It is based on the values of self-help, self-responsibility, democracy and equality. Cooperatives may be generally classified as either consumer cooperatives or producer cooperatives. Cooperatives are closely related to collectives, which differ only in that profit-making or economic stability is placed secondary to adherence to social-justice principles. Examples of cooperatives are electric cooperative, credit cooperative and employees’ cooperative. 5. Joint Venture. A joint venture is an entity formed between two or more parties to undertake economic activity together.
The parties agree to create a new entity by both contributing equity, and they then share in the revenues, expenses, and control of the enterprise. The venture can be for one specific project only, or a continuing business relationship. Joint ventures are created in the essence of serving their purposes. They can be composed of a corporation, partnership or an individual. 5 Main Forms of Business Ownership Sole Proprietorship- A sole proprietorship is owned by only one person. This is the most common form of business ownership. General Partnership- A business owned by two or more people.
The partners share ownership and control of the business. Limited Partnership- A limited partnership consists of at least one general partner (controls the business) and at least one limited partner(investor). Forming a Corporation- A corporation is a business which is considered a separate entity from you; even having the legal rights of a person. There are two types of corporations; C Corporations and S Corporations. Limited Liability Company- The new “It” thing in the world of entrepreneurship. It’s popularity has been steadily growing in the past years.

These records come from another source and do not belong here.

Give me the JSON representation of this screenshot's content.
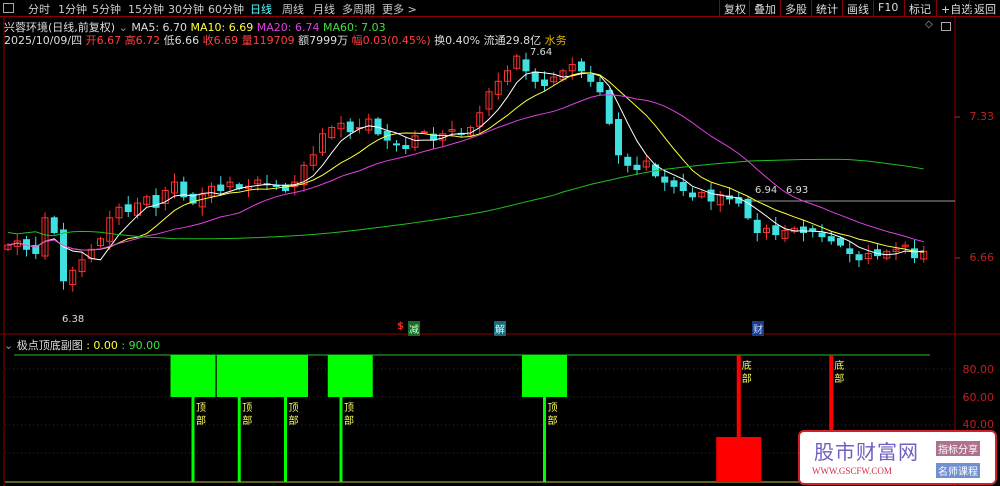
{
  "toolbar": {
    "tabs": [
      "分时",
      "1分钟",
      "5分钟",
      "15分钟",
      "30分钟",
      "60分钟",
      "日线",
      "周线",
      "月线",
      "多周期",
      "更多 >"
    ],
    "active": "日线",
    "right_buttons": [
      "复权",
      "叠加",
      "多股",
      "统计",
      "画线",
      "F10",
      "标记",
      "+自选",
      "返回"
    ]
  },
  "header": {
    "title": "兴蓉环境(日线,前复权)",
    "ma5": "MA5: 6.70",
    "ma10": "MA10: 6.69",
    "ma20": "MA20: 6.74",
    "ma60": "MA60: 7.03",
    "date": "2025/10/09/四",
    "open": "开6.67",
    "high": "高6.72",
    "low": "低6.66",
    "close": "收6.69",
    "volume": "量119709",
    "amount": "额7999万",
    "change": "幅0.03(0.45%)",
    "turnover": "换0.40%",
    "float": "流通29.8亿",
    "sector": "水务"
  },
  "main_axis": [
    "7.33",
    "6.66"
  ],
  "annotations": {
    "high": "7.64",
    "low": "6.38",
    "last": "6.94",
    "ref": "6.93"
  },
  "event_tags": [
    "$",
    "减",
    "解",
    "财"
  ],
  "chart_data": {
    "type": "candlestick",
    "closes": [
      6.72,
      6.74,
      6.7,
      6.68,
      6.85,
      6.78,
      6.55,
      6.6,
      6.65,
      6.7,
      6.75,
      6.85,
      6.9,
      6.88,
      6.92,
      6.95,
      6.9,
      6.98,
      7.02,
      6.95,
      6.92,
      6.96,
      7.0,
      6.98,
      7.02,
      6.99,
      7.0,
      7.03,
      7.01,
      7.0,
      6.98,
      7.02,
      7.1,
      7.15,
      7.25,
      7.28,
      7.3,
      7.26,
      7.28,
      7.32,
      7.25,
      7.22,
      7.2,
      7.18,
      7.24,
      7.26,
      7.22,
      7.25,
      7.27,
      7.25,
      7.28,
      7.35,
      7.45,
      7.5,
      7.55,
      7.62,
      7.55,
      7.5,
      7.48,
      7.52,
      7.55,
      7.58,
      7.55,
      7.5,
      7.45,
      7.3,
      7.15,
      7.1,
      7.08,
      7.12,
      7.05,
      7.02,
      7.0,
      6.98,
      6.95,
      6.97,
      6.93,
      6.96,
      6.94,
      6.92,
      6.85,
      6.78,
      6.8,
      6.77,
      6.79,
      6.8,
      6.78,
      6.79,
      6.76,
      6.74,
      6.72,
      6.68,
      6.65,
      6.68,
      6.67,
      6.69,
      6.7,
      6.72,
      6.66,
      6.69
    ],
    "ma_colors": {
      "ma5": "#ffffff",
      "ma10": "#ffff40",
      "ma20": "#e040e0",
      "ma60": "#20c020"
    },
    "up_color": "#ff3030",
    "down_color": "#40e0e0"
  },
  "sub": {
    "title": "极点顶底副图",
    "v1": ": 0.00",
    "v2": ": 90.00",
    "axis": [
      "80.00",
      "60.00",
      "40.00"
    ],
    "top_label": "顶部",
    "bottom_label": "底部",
    "top_blocks": [
      [
        18,
        22
      ],
      [
        23,
        32
      ],
      [
        35,
        39
      ],
      [
        56,
        60
      ]
    ],
    "top_lines": [
      20,
      25,
      30,
      36,
      58
    ],
    "bottom_lines": [
      79,
      89
    ],
    "bottom_block": [
      77,
      81
    ]
  },
  "watermark": {
    "title": "股市财富网",
    "url": "WWW.GSCFW.COM",
    "badge1": "指标分享",
    "badge2": "名师课程"
  }
}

What attracts entrepreneurs to this business structure is that it provides the limited liability provided by corporations with out all the restrictions and taxes. Business activities may be divided into three kinds: 1. Industry 2. Commerce 3. Services This classification is based on the nature of principal activity performed by the business enterprise. 1. Industries involve the conversion of raw materials into finished products or goods and the application of labor upon raw materials so that greater usefulness becomes possible after the process in the industrial group can be divided into extractive industries: farming, fishing, and mining.

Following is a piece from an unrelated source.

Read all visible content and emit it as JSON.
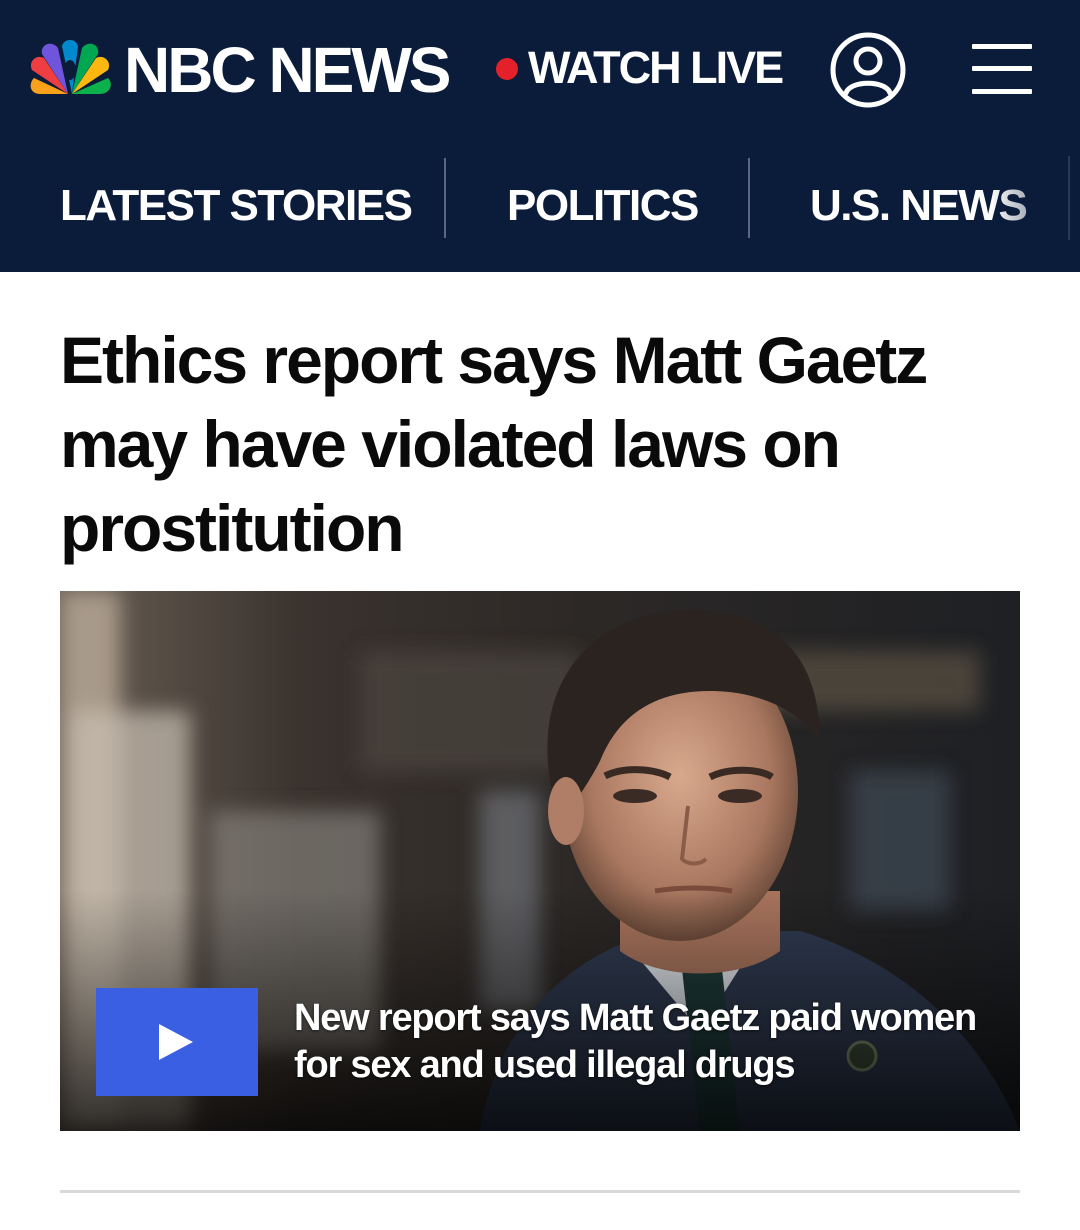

The manufacturing industries use materials and supplies turned out by the extractive industries and change these raw materials into various articles of materials for further production of goods and new products. Ex. Hotdog/meat manufacturing company (CDO) 2. Commerce involves the process of buying and selling where the goods are moved from the point of production to the point of consumption. Consumption involves purchasing and the actual investment of capital in the merchandise handled with the intention of reselling at a profit. Ex. Shopping mall, etc.. 3.
Service enterprises are primarily concerned with the satisfaction of the needs and wants of the consumers. These are subdivided into two: a. Public and community service – ex. Transportation companies, news paper publishers, etc.. b. Professional or trade service – are businesses which capitalize on personal skill and talent for rendering service. Payment for such personalized service is usually in the form of fees which are sometimes called retainer’s fee. Ex. Law offices, certified public accountant, repair shops, management consultants, etc.. source:internet.